“I’m just trying to be somebody, now that I have a platform, where people are going to actually listen to what I have to say. Just trying to show the world some things that I care about and just trying to bring awareness to the world.”
From his character to his covering skills, the Browns were thrilled that Newsome fell to them at No. 26 overall in the draft. General manager Andrew Berry declined to publicly comment on whether he thought Newsome would be available that late in the first round, but the consensus inside the Browns building was that Newsome would be gone five spots or so earlier.
“He fits, really, our profile,” Berry said. “He was a player who was really a multi-year producer in a Power Five conference. A great physical talent. He is one of the youngest guys in the draft class despite how much he accomplished at the college level, and he fits the smart, tough, accountable profile that we want out of our players that we really bring in the building.”

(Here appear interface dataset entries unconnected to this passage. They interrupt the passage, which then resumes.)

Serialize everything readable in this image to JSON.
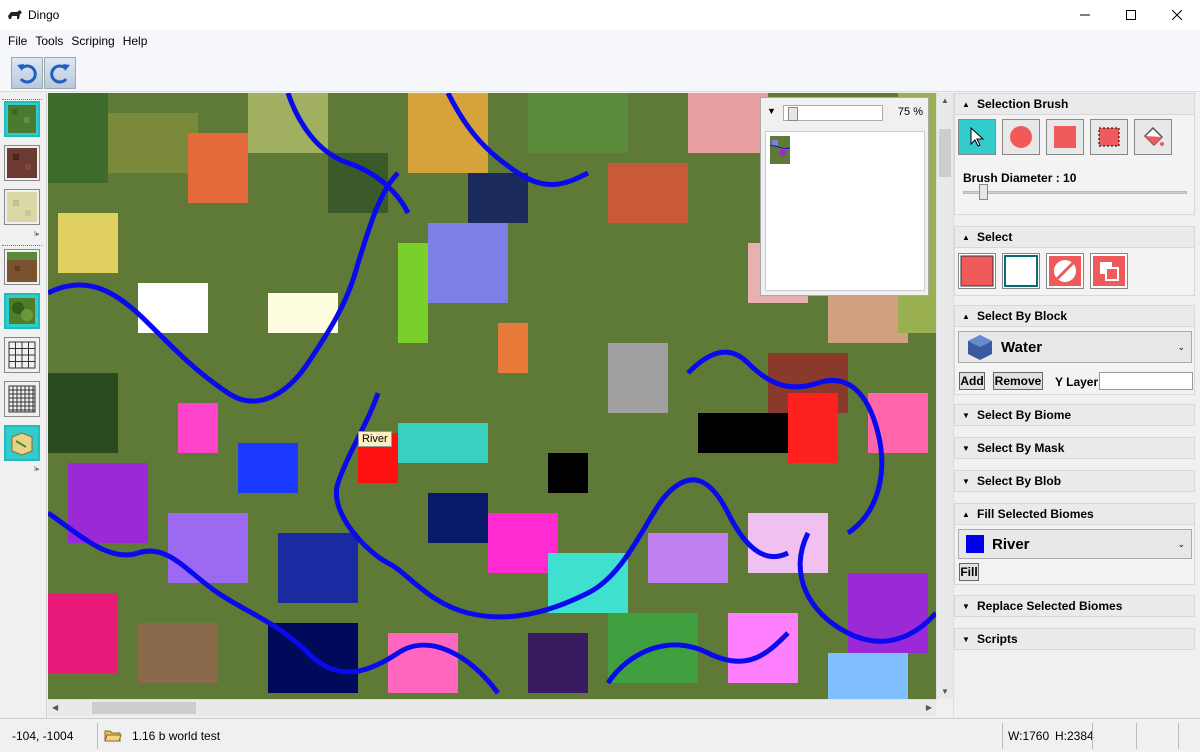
{
  "window": {
    "title": "Dingo"
  },
  "menu": {
    "items": [
      "File",
      "Tools",
      "Scriping",
      "Help"
    ]
  },
  "toolbar": {
    "undo_icon": "undo-icon",
    "redo_icon": "redo-icon"
  },
  "map": {
    "tooltip": "River"
  },
  "minimap": {
    "zoom_percent": "75 %"
  },
  "panel": {
    "selection_brush": {
      "title": "Selection Brush",
      "brush_diameter_label": "Brush Diameter : 10",
      "tools": [
        "pointer-icon",
        "circle-brush-icon",
        "square-brush-icon",
        "marquee-icon",
        "fill-bucket-icon"
      ]
    },
    "select": {
      "title": "Select",
      "tools": [
        "select-all-icon",
        "select-none-icon",
        "invert-selection-icon",
        "select-border-icon"
      ]
    },
    "select_by_block": {
      "title": "Select By Block",
      "block_value": "Water",
      "add_label": "Add",
      "remove_label": "Remove",
      "ylayer_label": "Y Layer",
      "ylayer_value": ""
    },
    "select_by_biome": {
      "title": "Select By Biome"
    },
    "select_by_mask": {
      "title": "Select By Mask"
    },
    "select_by_blob": {
      "title": "Select By Blob"
    },
    "fill_selected_biomes": {
      "title": "Fill Selected Biomes",
      "biome_value": "River",
      "biome_color": "#0000ee",
      "fill_label": "Fill"
    },
    "replace_selected_biomes": {
      "title": "Replace Selected Biomes"
    },
    "scripts": {
      "title": "Scripts"
    }
  },
  "status": {
    "coords": "-104, -1004",
    "world_name": "1.16 b world test",
    "width": "W:1760",
    "height": "H:2384"
  },
  "colors": {
    "accent": "#33cccc",
    "river": "#0000ee"
  }
}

In 2020 at Northwestern, Newsome was an All-American as well as a consensus All-Big Ten defensive back. As the primary defender in coverage, Newsome allowed a paltry QBR of just 3.4, which ranked third in the FBS, according to ESPN Stats & Info. Newsome also surrendered a completion percent of only 29% as a primary defender, the lowest rate in the Big Ten.
Considering the Browns lacked cornerback depth and struggled to cover last season, landing Newsome was ideal – a final touch to Cleveland’s offseason hellbent on revamping the defense.
“He fits culturally – being smart, tough and accountable,” said Browns coach Kevin Stefanski. “He fits schematically. He has the body type to play man and to play zone. He makes plays on the ball. There are a lot of things about his game that we are really excited about.”
Newsome is excited about taking his platform to Cleveland, underscored by the jacket he wore on draft night.
“People are not getting treated [equally] just because of how they look,” he said. “That’s just obviously not OK at all. I’m just trying to get the message out and just trying to be somebody that people that are getting marginalized, they know that Greg Newsome is going to be somebody that is going to push for them.”
Newsome is also a self-proclaimed “superfan” of women’s sports. His girlfriend, Veronica Burton, was the Big Ten Defensive Player of the Year for the Northwestern women’s hoops team this past season. He said that he’ll continue to be an advocate for women’s athletics as well.
“I just feel as if women do not get the same equality as men in the world, and I think that should change,” he said. “Just because women are not the same athletes and can’t dunk the basketball doesn’t mean their game isn’t great and doesn’t mean they don’t deserve the same recognition. I’m just trying to preach that to everybody and trying to start the trend upward for women just to get equality around the world.”
Newsome understands that he’s still just a rookie who will have to find his way both on and off the field. But for him, standing up for issues he believes in will be part of the journey.
“Obviously, I’m a professional. I get paid to play football. At the end of the day, I have to make sure that I can do my sport to the best of my ability,” he said. “Then I can work on doing things like that. Just making sure that I am able to first complete my job and then being able to branch out and try to raise awareness for some of those things that I really care about.”